RUSSIA — The imagination of Russia students was displayed during the second annual STEM night held at the school on Tuesday, April 16.
During the event, students were able to showcase the skills they’ve gained from participating in STEM classes, thanks in large part to technology coordinator and industrial arts teacher Marcus Petitjean, who assisted the school in acquiring a STEM lab activity center, which opened in 2018.
“We do various stem activities, so this highlights the whole year,” said Petitjean, who oversees much of the school’s STEM education, along with science teacher Mike Hart.
During Tuesday’s event, several stations were set up to display STEM projects, separated by grade.
This included pocket cars, painted and constructed by kindergarteners; magnet-assisted race cars and tracks, presented by first-graders; paper cars, constructed and decorated by second-graders; Iditarod Trail Sled Dog Race-inspired dog sleds, constructed by third-graders; and electrical current-powered LED projects, constructed by fourth-graders using copper tape and watch batteries. Fourth-graders also displayed mini airplanes they created, which were able to be tested in the gymnasium during the event.
Other featured activities included the Oregon Trail, an educational, strategy-based computer game, and stations for STEM night attendees to create and play with blocks, LEGOs, and Tinker Toys, as well as a chain reaction station with a STEM-inspired activity kit for participants to test out.
Fifth-graders were able to show off their soapbox cars during Tuesday’s STEM event, and according to Petitjean, the entire Russia fifth grade class will have the opportunity to travel to Akron, in May, for the Gravity Racing Challenge STEM team soapbox derby competition.
Russia’s sixth-graders were responsible for creating and presenting Rube Goldberg machines, under the guidance of Hart.
“Rube Goldberg was an old cartoonist and he made really complicated contraptions to do a simple job,” Hart said. “The students had to take all of their own stuff they brought from home — junk around the house — and they had to make something with four simple machines in it, that has seven steps, to do something simple. So, they had to design and redesign and think about how the machines work; all while tearing my room up in the process.”
The sixth-graders were split into groups of three or four to complete this project. Some of the “simple” tasks completed by the constructed machines included putting a penny into a piggy bank, popping a balloon, buttering toast, filling a cup with water, and pulling a tissue out of a box, among others.
Seventh-graders presented a station to demonstrate their skills in bridge building, and held races between carbon dioxide-powered cars in the gymnasium. Projects from high school students were also on display.

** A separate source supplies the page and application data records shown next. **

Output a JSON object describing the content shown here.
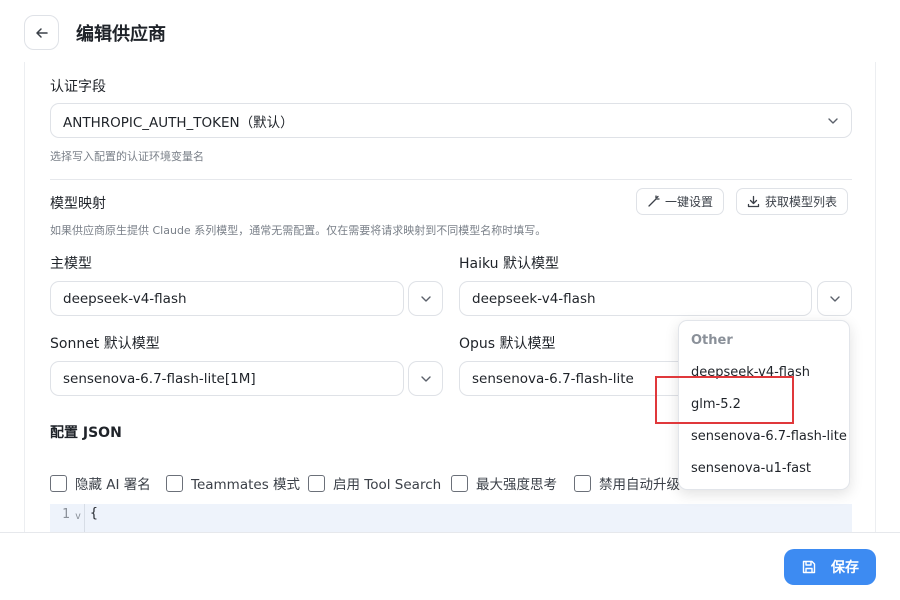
{
  "header": {
    "title": "编辑供应商"
  },
  "auth": {
    "label": "认证字段",
    "value": "ANTHROPIC_AUTH_TOKEN（默认）",
    "hint": "选择写入配置的认证环境变量名"
  },
  "mapping": {
    "label": "模型映射",
    "hint": "如果供应商原生提供 Claude 系列模型，通常无需配置。仅在需要将请求映射到不同模型名称时填写。",
    "one_click_label": "一键设置",
    "fetch_label": "获取模型列表",
    "main_label": "主模型",
    "main_value": "deepseek-v4-flash",
    "haiku_label": "Haiku 默认模型",
    "haiku_value": "deepseek-v4-flash",
    "sonnet_label": "Sonnet 默认模型",
    "sonnet_value": "sensenova-6.7-flash-lite[1M]",
    "opus_label": "Opus 默认模型",
    "opus_value": "sensenova-6.7-flash-lite"
  },
  "config": {
    "label": "配置 JSON",
    "checkboxes": [
      "隐藏 AI 署名",
      "Teammates 模式",
      "启用 Tool Search",
      "最大强度思考",
      "禁用自动升级"
    ],
    "line_number": "1",
    "fold_marker": "v",
    "first_line": "{"
  },
  "dropdown": {
    "group": "Other",
    "items": [
      "deepseek-v4-flash",
      "glm-5.2",
      "sensenova-6.7-flash-lite",
      "sensenova-u1-fast"
    ],
    "highlighted_item": "glm-5.2"
  },
  "footer": {
    "save_label": "保存"
  },
  "colors": {
    "accent": "#3d8bf2",
    "highlight_box": "#e0383b",
    "code_bg": "#eef3fb"
  },
  "icons": [
    "arrow-left-icon",
    "chevron-down-icon",
    "magic-wand-icon",
    "download-icon",
    "save-icon"
  ]
}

One of these high school projects was a fully-constructed corner section of a building, completed by Petitjean’s career exploration class, in connection with the Workforce Partnership of Shelby County.
“The students framed it, plumbed it, and everything,” Petitjean said of the construction project. Ferguson Construction Company donated materials for the project, he added.
Also on display as part of the Workforce Partnership and career exploration class were several small-scale models of homes, and metal tool boxes, which were constructed with the help of Slagle Mechanical Contractors.
“We drew the tool box on the computer, I emailed it to (Slagle), and they cut it out with their plasma cutter,” Petitjean said. “They poked all the holes in it and we did the bending, so instead of us measuring it all out, I showed the relationship between what they’re learning in class and what’s going on in the industry.”
Superintendent Steve Rose shared his appreciation for the annual STEM night, and noted the importance of the event.
“I think it’s a great experience for our students,” he said. “Every student is getting hands on throughout our school, and I hope to see it continue and grow throughout the years.”
Reach the writer at 937-538-4825.